Work to complete -> Each line of the records that includes "logout" should be found and copied.

Dataset excerpts ->

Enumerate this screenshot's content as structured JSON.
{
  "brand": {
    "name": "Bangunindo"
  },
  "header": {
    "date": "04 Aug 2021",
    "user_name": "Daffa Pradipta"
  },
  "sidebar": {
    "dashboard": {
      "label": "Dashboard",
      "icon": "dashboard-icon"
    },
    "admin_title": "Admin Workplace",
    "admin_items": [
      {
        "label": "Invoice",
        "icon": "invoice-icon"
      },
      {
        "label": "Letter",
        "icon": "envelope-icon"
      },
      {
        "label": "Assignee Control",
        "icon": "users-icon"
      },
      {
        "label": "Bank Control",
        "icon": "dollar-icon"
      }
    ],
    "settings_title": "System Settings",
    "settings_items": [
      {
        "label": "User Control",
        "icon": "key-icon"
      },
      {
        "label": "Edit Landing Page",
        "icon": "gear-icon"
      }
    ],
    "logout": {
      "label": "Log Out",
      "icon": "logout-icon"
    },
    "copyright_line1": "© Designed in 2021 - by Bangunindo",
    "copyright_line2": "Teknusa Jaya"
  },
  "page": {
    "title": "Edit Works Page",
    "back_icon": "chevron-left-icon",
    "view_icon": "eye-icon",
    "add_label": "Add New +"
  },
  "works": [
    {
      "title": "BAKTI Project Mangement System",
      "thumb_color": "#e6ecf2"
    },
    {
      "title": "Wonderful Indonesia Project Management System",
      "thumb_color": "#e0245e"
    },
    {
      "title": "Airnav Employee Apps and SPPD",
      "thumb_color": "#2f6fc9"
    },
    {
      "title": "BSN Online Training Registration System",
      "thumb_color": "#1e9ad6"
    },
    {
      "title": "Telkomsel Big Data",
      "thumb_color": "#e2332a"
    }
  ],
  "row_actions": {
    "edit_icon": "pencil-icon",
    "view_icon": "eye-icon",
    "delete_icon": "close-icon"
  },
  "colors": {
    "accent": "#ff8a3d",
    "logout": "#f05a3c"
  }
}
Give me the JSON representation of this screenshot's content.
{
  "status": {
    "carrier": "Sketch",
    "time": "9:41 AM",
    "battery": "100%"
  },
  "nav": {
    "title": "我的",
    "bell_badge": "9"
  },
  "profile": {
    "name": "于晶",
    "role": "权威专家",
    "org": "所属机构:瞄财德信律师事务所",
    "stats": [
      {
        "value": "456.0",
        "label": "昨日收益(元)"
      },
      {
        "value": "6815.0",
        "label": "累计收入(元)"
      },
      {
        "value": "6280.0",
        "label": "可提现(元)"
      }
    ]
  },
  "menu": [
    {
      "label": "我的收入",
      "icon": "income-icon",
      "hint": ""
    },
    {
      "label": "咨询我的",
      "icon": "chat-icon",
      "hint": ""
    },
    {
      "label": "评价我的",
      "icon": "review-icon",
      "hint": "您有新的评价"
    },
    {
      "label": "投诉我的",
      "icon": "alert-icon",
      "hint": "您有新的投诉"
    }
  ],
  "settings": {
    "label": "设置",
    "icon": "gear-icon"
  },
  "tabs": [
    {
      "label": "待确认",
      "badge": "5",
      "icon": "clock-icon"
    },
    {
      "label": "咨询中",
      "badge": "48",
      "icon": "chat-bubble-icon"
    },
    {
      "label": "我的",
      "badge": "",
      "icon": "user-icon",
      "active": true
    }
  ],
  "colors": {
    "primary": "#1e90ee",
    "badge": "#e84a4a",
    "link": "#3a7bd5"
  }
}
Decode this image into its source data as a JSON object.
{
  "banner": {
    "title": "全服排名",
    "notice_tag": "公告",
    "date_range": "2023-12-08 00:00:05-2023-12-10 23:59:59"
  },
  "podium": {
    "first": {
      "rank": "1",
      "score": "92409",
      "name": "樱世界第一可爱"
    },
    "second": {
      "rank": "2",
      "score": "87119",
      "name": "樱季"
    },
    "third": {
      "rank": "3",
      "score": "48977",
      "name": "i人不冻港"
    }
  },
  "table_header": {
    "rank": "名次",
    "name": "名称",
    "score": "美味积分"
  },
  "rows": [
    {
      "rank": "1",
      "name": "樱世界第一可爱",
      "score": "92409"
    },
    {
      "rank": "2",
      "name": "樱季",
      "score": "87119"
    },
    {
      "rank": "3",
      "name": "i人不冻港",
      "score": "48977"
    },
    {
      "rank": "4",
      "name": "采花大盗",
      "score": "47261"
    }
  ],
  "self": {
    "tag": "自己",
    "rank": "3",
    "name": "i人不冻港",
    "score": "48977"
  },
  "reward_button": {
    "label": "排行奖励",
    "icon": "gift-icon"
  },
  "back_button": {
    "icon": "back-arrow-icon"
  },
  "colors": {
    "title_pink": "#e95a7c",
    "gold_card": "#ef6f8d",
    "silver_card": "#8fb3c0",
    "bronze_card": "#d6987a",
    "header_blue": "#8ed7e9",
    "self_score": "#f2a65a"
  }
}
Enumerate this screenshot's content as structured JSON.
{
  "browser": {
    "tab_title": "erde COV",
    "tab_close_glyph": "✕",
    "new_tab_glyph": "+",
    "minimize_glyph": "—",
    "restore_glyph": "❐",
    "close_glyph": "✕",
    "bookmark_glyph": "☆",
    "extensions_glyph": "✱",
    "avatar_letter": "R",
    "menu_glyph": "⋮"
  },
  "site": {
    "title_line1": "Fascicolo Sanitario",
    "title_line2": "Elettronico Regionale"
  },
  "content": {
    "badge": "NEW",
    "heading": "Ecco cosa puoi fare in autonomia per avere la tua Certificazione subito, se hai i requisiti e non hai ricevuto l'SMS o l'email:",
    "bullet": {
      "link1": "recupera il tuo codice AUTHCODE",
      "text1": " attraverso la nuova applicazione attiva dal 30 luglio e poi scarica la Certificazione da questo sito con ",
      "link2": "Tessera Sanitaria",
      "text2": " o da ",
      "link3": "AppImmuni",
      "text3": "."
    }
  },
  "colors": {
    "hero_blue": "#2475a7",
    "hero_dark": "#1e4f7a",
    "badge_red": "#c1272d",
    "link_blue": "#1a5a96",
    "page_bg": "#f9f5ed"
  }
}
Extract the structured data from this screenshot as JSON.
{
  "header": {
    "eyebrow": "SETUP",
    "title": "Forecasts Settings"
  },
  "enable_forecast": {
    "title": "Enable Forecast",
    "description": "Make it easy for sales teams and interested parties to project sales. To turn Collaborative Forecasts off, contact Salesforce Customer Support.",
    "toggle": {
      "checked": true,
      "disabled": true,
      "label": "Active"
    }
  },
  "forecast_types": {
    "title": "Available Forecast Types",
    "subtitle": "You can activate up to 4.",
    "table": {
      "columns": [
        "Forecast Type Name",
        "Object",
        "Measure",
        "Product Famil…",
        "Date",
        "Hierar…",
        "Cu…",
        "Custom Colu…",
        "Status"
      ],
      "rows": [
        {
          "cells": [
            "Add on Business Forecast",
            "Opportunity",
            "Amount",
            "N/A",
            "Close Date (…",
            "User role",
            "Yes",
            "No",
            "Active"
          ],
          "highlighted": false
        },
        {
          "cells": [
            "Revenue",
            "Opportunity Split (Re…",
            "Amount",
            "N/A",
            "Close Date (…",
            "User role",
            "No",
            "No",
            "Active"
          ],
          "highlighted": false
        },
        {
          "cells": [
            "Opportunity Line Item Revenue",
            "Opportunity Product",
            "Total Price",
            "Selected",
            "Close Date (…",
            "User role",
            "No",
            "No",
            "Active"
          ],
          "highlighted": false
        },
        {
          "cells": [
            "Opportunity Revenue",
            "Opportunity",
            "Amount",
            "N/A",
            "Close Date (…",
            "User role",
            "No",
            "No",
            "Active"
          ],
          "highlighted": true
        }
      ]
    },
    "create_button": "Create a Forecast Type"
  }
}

Task response ->
    "logout": {
      "icon": "logout-icon"
    "logout": "#f05a3c"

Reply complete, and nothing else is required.